**Exercise directions:**
What you produce should be every line from the data that includes "Karten".

**Excerpted data:**
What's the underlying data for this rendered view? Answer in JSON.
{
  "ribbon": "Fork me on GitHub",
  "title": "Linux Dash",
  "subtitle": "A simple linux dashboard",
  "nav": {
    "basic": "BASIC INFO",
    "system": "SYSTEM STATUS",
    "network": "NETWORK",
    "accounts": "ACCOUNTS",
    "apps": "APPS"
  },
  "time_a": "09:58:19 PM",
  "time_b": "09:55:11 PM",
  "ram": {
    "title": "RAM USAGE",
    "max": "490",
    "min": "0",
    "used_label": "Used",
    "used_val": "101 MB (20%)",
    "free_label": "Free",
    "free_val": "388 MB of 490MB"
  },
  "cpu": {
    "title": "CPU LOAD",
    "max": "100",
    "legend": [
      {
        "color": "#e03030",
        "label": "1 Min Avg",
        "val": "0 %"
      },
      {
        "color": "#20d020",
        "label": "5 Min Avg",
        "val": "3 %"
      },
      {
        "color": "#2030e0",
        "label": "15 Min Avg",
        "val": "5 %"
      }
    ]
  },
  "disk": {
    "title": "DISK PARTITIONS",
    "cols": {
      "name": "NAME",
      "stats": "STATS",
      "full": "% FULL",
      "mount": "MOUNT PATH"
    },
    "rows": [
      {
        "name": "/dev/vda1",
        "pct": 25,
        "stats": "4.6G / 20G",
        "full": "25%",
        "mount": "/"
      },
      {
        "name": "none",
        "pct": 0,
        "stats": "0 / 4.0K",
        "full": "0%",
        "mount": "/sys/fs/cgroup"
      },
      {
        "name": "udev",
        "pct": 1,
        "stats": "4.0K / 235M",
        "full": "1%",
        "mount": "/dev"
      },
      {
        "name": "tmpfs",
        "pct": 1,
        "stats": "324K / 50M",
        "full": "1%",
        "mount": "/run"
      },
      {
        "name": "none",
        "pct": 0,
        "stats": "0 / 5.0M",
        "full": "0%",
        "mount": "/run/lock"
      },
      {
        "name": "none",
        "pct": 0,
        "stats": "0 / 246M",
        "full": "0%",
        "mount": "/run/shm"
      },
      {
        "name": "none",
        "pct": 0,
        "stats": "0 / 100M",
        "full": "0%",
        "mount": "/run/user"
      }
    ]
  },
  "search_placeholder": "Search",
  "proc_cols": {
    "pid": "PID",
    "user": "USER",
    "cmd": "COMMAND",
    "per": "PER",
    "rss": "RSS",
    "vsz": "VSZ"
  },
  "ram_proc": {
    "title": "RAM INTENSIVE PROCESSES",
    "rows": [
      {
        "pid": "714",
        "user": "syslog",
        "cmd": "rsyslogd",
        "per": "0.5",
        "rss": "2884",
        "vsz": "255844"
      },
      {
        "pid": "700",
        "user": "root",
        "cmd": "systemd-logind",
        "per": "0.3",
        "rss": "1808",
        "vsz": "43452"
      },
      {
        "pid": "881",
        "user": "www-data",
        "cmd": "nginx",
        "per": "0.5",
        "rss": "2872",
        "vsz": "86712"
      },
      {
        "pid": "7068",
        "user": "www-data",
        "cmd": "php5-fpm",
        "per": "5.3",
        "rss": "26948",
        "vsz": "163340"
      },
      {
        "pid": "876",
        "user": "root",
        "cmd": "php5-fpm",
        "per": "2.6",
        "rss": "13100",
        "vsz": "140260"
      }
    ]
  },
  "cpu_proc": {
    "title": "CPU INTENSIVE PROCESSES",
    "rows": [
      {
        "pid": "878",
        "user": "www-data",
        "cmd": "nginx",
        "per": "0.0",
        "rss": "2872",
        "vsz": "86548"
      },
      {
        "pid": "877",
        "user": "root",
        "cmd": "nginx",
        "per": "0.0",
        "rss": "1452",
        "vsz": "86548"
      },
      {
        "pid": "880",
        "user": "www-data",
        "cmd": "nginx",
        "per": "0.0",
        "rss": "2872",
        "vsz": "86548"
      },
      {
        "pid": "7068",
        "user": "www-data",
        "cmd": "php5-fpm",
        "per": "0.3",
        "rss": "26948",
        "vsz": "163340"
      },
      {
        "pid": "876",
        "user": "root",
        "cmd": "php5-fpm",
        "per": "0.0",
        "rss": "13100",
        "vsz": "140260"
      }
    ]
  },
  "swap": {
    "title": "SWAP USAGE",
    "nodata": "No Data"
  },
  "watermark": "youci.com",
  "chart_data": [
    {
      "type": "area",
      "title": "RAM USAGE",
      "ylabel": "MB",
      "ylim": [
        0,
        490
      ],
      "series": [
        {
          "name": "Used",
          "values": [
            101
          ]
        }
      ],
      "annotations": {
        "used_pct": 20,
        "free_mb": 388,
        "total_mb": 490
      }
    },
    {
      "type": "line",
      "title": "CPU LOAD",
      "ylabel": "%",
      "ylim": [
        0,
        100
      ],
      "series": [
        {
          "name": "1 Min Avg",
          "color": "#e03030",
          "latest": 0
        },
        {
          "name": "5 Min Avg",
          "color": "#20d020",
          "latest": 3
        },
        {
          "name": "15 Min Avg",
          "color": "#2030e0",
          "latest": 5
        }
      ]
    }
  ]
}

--

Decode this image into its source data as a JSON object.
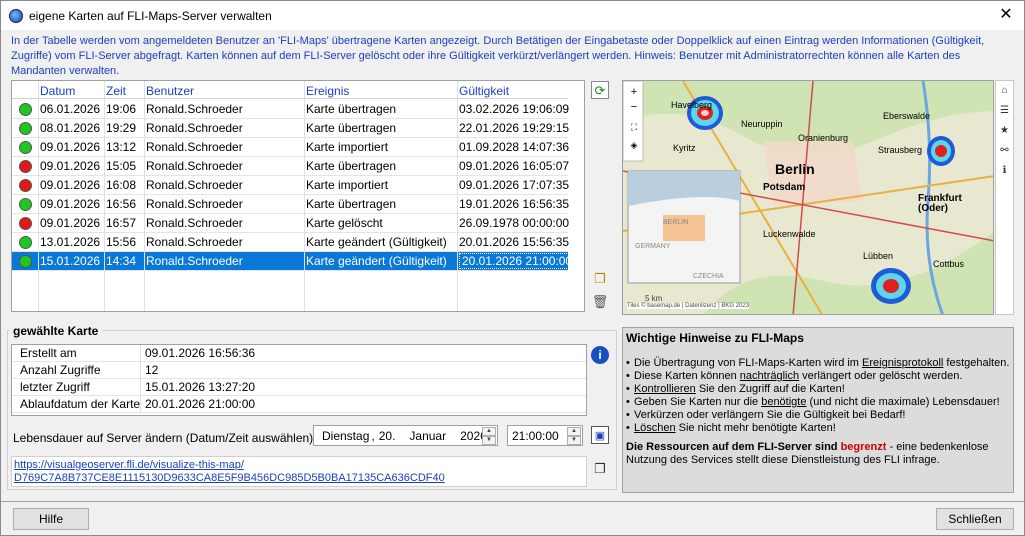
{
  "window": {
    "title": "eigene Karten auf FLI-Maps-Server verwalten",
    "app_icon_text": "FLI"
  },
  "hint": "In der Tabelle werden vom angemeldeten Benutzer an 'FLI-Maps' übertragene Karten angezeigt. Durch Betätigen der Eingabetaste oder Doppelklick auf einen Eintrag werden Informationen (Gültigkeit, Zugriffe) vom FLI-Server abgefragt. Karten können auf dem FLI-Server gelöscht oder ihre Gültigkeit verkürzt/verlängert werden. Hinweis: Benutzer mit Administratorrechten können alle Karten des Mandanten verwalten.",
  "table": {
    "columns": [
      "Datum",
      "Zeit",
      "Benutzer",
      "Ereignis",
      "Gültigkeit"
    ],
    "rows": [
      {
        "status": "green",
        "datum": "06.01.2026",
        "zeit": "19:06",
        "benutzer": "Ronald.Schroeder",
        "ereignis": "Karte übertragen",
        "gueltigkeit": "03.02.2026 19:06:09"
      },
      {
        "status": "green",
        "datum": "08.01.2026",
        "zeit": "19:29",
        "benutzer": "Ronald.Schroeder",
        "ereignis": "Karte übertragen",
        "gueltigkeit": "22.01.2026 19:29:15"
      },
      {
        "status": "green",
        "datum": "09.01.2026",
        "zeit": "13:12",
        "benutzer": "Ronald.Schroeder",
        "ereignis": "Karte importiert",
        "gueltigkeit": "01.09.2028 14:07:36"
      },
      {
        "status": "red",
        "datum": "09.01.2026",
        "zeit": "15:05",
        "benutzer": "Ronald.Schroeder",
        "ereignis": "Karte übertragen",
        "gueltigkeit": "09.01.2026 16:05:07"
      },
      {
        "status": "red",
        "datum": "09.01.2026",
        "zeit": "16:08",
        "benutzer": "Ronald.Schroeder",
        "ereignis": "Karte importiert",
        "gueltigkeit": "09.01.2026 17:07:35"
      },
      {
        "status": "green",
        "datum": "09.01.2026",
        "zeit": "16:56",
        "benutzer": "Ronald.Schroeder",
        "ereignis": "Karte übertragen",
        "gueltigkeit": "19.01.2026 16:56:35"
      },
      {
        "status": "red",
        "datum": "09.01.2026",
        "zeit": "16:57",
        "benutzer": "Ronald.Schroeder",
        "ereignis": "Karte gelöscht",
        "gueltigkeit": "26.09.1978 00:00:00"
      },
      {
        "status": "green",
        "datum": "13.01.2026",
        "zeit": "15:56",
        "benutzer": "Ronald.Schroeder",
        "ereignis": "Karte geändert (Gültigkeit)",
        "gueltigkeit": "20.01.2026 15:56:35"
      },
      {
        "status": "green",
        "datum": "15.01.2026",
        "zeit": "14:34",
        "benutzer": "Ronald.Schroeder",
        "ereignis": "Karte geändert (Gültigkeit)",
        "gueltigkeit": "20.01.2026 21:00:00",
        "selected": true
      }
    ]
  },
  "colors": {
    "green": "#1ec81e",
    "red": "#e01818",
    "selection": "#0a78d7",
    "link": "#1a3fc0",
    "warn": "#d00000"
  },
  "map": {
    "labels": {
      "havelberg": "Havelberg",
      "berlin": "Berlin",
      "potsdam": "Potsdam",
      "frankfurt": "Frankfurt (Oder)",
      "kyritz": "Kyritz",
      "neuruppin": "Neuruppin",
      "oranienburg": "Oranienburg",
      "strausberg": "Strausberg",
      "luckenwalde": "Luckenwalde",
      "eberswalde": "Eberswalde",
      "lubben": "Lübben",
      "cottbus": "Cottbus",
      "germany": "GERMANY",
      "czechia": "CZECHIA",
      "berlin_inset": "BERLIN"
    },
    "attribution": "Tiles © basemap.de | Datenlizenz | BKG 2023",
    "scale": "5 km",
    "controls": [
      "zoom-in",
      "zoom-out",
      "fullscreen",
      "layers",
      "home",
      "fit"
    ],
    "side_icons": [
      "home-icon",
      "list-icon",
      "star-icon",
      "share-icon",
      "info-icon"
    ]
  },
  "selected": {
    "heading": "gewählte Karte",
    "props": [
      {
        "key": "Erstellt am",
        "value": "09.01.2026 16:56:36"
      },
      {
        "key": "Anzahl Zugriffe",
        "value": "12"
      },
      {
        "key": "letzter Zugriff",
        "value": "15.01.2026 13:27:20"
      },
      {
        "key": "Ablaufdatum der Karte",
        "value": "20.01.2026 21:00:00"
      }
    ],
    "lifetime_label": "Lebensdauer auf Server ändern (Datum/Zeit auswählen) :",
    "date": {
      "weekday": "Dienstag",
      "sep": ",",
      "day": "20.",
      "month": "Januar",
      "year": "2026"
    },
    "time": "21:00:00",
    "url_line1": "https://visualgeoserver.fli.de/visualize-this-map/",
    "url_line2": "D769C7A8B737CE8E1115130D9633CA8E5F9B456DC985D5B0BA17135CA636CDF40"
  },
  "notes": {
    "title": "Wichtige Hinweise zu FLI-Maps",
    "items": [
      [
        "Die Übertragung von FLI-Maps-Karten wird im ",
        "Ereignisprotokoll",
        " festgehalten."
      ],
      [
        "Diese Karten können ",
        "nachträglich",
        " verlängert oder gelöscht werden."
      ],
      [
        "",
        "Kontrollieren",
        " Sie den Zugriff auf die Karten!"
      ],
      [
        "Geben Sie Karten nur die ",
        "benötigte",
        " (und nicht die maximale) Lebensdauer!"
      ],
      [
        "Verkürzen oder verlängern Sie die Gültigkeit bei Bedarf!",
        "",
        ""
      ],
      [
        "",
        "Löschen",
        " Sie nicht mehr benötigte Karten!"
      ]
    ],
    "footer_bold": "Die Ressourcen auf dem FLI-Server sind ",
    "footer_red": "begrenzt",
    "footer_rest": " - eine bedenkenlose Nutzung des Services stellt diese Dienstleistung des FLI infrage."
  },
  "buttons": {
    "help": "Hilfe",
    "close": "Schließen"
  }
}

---

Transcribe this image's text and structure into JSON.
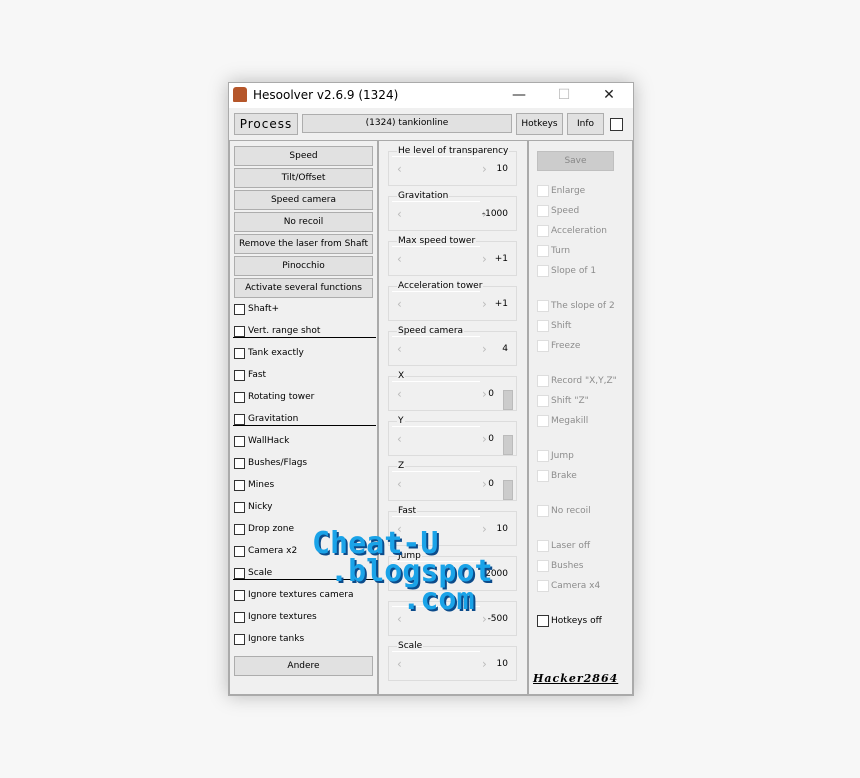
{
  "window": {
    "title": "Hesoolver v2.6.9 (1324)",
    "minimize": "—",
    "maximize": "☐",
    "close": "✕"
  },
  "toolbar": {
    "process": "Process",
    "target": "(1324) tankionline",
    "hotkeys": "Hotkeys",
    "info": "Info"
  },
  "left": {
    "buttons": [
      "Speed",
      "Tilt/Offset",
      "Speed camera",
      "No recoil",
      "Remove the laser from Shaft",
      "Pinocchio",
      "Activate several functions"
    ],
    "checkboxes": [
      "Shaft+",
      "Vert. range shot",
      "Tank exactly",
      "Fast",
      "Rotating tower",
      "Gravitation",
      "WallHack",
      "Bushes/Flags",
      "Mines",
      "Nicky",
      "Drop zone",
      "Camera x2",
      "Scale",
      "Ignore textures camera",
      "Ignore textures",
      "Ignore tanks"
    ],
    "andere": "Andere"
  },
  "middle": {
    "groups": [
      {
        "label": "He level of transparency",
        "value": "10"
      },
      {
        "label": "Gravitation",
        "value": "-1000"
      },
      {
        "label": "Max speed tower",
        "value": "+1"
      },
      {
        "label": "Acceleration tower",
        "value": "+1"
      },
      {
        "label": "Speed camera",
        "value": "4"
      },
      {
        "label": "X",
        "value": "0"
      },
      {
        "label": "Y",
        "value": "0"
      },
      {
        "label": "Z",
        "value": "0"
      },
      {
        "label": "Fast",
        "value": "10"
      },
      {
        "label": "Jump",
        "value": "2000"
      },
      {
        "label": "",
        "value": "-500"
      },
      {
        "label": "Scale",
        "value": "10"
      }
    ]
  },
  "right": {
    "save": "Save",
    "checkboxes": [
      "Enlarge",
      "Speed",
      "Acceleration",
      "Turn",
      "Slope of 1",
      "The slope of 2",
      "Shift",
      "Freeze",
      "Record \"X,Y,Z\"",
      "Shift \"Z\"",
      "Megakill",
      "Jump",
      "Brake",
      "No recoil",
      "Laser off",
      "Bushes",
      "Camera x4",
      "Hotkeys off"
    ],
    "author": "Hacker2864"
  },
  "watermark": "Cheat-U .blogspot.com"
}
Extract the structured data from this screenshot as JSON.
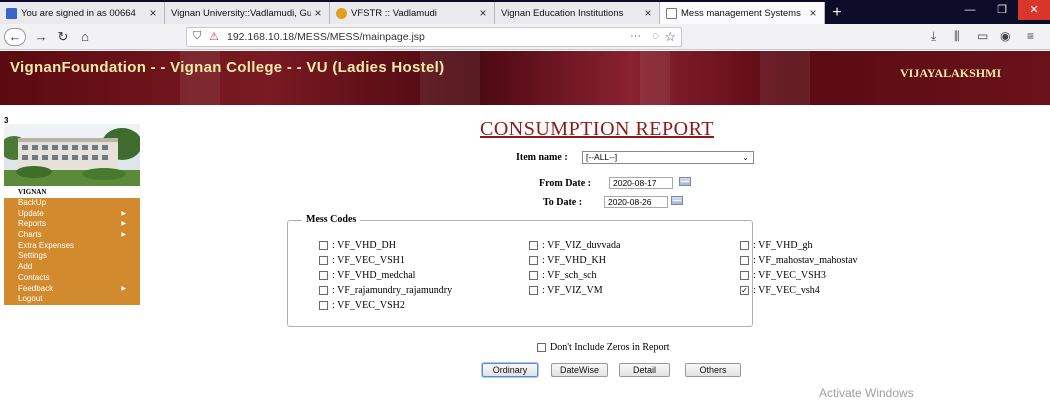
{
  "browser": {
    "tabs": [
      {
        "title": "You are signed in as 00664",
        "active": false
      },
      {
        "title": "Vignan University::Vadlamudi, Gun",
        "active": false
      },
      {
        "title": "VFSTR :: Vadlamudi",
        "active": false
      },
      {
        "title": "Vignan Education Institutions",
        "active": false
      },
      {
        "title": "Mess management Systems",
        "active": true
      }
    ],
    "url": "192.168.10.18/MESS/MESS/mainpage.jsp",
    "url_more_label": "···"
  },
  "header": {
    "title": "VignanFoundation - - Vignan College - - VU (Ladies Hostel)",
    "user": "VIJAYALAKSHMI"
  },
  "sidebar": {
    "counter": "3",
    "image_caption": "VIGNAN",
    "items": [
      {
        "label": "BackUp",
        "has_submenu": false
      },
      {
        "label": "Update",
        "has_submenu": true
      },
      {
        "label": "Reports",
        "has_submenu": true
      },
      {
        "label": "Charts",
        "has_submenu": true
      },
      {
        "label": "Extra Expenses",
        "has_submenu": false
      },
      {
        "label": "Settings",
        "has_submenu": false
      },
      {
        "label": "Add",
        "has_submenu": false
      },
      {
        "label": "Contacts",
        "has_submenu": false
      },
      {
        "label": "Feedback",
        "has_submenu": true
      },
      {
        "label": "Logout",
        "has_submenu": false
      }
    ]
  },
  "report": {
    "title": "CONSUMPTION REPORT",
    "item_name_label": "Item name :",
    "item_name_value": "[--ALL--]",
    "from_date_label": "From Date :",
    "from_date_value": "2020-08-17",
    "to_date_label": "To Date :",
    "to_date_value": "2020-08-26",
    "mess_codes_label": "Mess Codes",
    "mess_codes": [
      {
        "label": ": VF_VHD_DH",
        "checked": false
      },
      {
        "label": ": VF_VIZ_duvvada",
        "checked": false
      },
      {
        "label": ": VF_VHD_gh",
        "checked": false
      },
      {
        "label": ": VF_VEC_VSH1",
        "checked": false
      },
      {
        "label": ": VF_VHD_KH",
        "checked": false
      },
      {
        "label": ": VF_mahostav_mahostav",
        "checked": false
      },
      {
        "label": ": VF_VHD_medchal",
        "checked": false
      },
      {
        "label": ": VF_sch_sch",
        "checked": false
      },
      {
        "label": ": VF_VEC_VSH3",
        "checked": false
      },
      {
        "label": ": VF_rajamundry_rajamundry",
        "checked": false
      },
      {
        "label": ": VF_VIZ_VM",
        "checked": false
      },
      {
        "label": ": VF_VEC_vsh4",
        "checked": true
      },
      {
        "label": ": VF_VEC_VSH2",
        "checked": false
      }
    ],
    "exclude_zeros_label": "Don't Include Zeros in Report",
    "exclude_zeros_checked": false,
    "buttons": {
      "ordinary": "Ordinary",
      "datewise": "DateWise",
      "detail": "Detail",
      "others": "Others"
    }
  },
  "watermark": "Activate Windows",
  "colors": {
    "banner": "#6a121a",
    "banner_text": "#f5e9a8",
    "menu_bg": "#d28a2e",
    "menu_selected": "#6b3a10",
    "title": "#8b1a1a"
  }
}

**Written answer:**
    "title": "eigene Karten auf FLI-Maps-Server verwalten",
  "hint": "In der Tabelle werden vom angemeldeten Benutzer an 'FLI-Maps' übertragene Karten angezeigt. Durch Betätigen der Eingabetaste oder Doppelklick auf einen Eintrag werden Informationen (Gültigkeit, Zugriffe) vom FLI-Server abgefragt. Karten können auf dem FLI-Server gelöscht oder ihre Gültigkeit verkürzt/verlängert werden. Hinweis: Benutzer mit Administratorrechten können alle Karten des Mandanten verwalten.",
        "Die Übertragung von FLI-Maps-Karten wird im ",
        "Diese Karten können ",
        " Sie den Zugriff auf die Karten!"
        "Geben Sie Karten nur die ",
        " Sie nicht mehr benötigte Karten!"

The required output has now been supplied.